Disgusted by the school lunches, Babymouse decides to run for president of the student council. The competition is fierce - Santiago, Felicia, Georgie, and even Babymouse’s locker have also entered the race, and their platforms, promises, and campaign posters are pretty impressive. Desperate to win votes, Babymouse starts promising anything and everything to anyone who asks - including her soul. It’s not until she enters the school debate that she realizes what it truly takes to be a successful leader.
As with the other titles in the series, the key to the success of this Babymouse story is not the plot itself, which is rather generic, but the way the story is drawn and told. Some of the jokes this time around are obvious - Babymouse’s face on a five dollar bill, the Babymouse Memorial, and renaming the White House as the Pink House - but others - such as the take-off on the Obama “Hope” poster pictured below, and her Hoover-esque campaign slogan, “A cupcake in every locker” are subtle and clever.
I plan to use this book and a few other election-themed children’s stories for a passive program at my library later in the Fall. I’ll be asking kids to vote for the fictional character they think would make the best president, whether it’s Duck, Bad Kitty, Grace or Babymouse herself!
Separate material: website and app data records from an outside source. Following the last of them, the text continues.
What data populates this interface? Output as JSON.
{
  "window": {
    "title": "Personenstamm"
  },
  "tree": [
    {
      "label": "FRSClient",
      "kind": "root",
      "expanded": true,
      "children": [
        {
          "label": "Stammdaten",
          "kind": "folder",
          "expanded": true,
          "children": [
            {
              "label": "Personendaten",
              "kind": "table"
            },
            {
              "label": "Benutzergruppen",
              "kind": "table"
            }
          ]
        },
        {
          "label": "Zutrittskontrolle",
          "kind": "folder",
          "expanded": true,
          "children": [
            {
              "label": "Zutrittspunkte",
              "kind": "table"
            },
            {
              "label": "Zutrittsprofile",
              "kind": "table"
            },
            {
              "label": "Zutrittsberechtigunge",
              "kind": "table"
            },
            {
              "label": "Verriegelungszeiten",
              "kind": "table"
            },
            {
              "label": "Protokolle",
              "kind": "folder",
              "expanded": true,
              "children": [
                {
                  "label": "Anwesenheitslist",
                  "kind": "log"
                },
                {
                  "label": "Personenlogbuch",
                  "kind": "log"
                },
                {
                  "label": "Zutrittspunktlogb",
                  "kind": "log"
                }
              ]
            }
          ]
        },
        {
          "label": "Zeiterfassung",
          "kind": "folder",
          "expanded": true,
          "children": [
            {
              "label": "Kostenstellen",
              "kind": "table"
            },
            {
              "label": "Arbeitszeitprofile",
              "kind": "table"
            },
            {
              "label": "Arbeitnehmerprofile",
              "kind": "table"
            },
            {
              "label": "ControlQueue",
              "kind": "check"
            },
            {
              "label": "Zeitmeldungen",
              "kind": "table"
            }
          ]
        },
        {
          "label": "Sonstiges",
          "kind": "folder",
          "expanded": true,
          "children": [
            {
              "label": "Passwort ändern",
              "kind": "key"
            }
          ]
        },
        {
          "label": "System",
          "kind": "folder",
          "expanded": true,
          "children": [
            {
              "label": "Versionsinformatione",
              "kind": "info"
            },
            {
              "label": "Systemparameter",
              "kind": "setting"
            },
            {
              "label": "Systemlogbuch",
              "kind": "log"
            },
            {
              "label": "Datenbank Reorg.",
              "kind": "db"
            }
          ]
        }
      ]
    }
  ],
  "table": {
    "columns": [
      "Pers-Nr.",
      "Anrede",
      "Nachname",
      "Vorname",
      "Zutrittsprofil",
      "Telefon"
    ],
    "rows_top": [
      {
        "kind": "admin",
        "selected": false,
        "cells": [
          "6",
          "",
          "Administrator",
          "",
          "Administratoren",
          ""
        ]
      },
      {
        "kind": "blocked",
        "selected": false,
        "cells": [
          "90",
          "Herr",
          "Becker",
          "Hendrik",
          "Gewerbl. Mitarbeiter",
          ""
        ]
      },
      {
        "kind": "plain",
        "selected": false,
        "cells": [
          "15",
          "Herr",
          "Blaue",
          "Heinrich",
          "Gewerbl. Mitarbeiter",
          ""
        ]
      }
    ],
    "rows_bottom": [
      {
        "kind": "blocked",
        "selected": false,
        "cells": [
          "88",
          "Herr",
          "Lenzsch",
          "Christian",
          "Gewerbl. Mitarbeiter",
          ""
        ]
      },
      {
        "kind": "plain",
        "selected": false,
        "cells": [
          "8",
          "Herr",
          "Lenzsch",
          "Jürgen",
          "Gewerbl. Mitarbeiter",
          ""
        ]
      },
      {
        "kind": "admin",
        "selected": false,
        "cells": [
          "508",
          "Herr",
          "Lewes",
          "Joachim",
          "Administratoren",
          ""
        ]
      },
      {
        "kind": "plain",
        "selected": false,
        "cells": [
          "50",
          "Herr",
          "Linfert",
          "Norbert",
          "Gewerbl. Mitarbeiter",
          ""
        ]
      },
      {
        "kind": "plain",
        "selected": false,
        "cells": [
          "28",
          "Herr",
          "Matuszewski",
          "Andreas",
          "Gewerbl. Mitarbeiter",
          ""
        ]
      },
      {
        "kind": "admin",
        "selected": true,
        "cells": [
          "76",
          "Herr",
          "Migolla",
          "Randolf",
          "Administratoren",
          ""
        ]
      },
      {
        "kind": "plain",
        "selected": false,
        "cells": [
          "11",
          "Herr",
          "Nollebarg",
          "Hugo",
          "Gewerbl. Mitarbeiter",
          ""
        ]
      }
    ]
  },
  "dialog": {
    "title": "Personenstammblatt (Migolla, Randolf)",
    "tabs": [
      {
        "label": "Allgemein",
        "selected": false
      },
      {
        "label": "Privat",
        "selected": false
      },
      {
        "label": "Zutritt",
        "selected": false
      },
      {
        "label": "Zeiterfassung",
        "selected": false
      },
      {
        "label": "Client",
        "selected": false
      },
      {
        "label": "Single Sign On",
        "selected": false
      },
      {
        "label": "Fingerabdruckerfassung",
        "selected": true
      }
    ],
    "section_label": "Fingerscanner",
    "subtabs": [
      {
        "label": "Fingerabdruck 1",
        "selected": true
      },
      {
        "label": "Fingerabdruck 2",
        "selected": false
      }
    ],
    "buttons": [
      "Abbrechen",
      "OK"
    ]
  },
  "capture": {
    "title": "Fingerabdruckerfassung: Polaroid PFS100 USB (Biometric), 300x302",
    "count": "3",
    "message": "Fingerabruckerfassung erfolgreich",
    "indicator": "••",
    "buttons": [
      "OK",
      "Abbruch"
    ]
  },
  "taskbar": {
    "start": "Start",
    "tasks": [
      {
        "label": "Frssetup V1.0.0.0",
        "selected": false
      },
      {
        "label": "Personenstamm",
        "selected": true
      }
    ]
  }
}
I borrowed Babymouse for President from my local public library.